====== INPUT MATERIAL ======
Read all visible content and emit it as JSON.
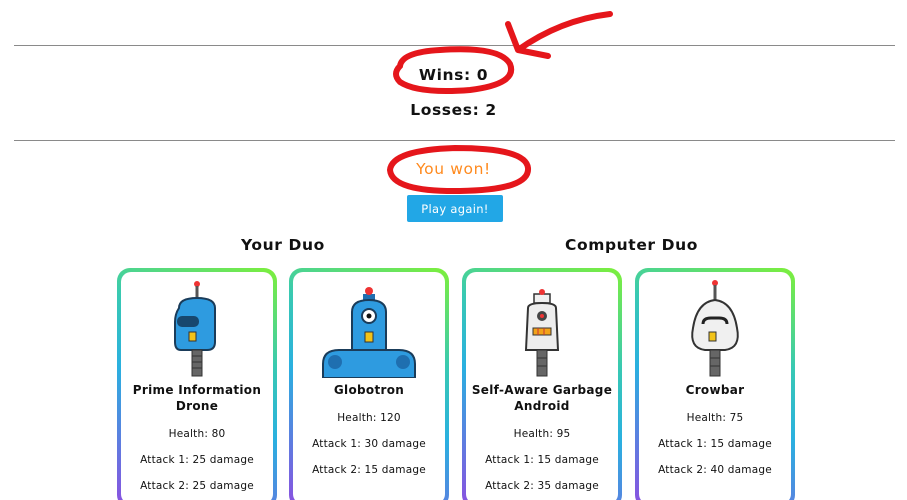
{
  "score": {
    "wins": "Wins: 0",
    "losses": "Losses: 2"
  },
  "result_text": "You won!",
  "play_again_label": "Play again!",
  "sections": {
    "yours": "Your Duo",
    "computer": "Computer Duo"
  },
  "cards": [
    {
      "name": "Prime Information Drone",
      "health": "Health: 80",
      "attack1": "Attack 1: 25 damage",
      "attack2": "Attack 2: 25 damage"
    },
    {
      "name": "Globotron",
      "health": "Health: 120",
      "attack1": "Attack 1: 30 damage",
      "attack2": "Attack 2: 15 damage"
    },
    {
      "name": "Self-Aware Garbage Android",
      "health": "Health: 95",
      "attack1": "Attack 1: 15 damage",
      "attack2": "Attack 2: 35 damage"
    },
    {
      "name": "Crowbar",
      "health": "Health: 75",
      "attack1": "Attack 1: 15 damage",
      "attack2": "Attack 2: 40 damage"
    }
  ],
  "colors": {
    "accent_button": "#22a7e6",
    "result": "#ff8a1e",
    "annotation": "#e5161b"
  }
}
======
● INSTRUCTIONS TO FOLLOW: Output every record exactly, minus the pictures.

● EXERCISE RESULT:
Read all visible content and emit it as JSON.
{
  "score": {
    "wins": "Wins: 0",
    "losses": "Losses: 2"
  },
  "result_text": "You won!",
  "play_again_label": "Play again!",
  "sections": {
    "yours": "Your Duo",
    "computer": "Computer Duo"
  },
  "cards": [
    {
      "name": "Prime Information Drone",
      "health": "Health: 80",
      "attack1": "Attack 1: 25 damage",
      "attack2": "Attack 2: 25 damage"
    },
    {
      "name": "Globotron",
      "health": "Health: 120",
      "attack1": "Attack 1: 30 damage",
      "attack2": "Attack 2: 15 damage"
    },
    {
      "name": "Self-Aware Garbage Android",
      "health": "Health: 95",
      "attack1": "Attack 1: 15 damage",
      "attack2": "Attack 2: 35 damage"
    },
    {
      "name": "Crowbar",
      "health": "Health: 75",
      "attack1": "Attack 1: 15 damage",
      "attack2": "Attack 2: 40 damage"
    }
  ],
  "colors": {
    "accent_button": "#22a7e6",
    "result": "#ff8a1e",
    "annotation": "#e5161b"
  }
}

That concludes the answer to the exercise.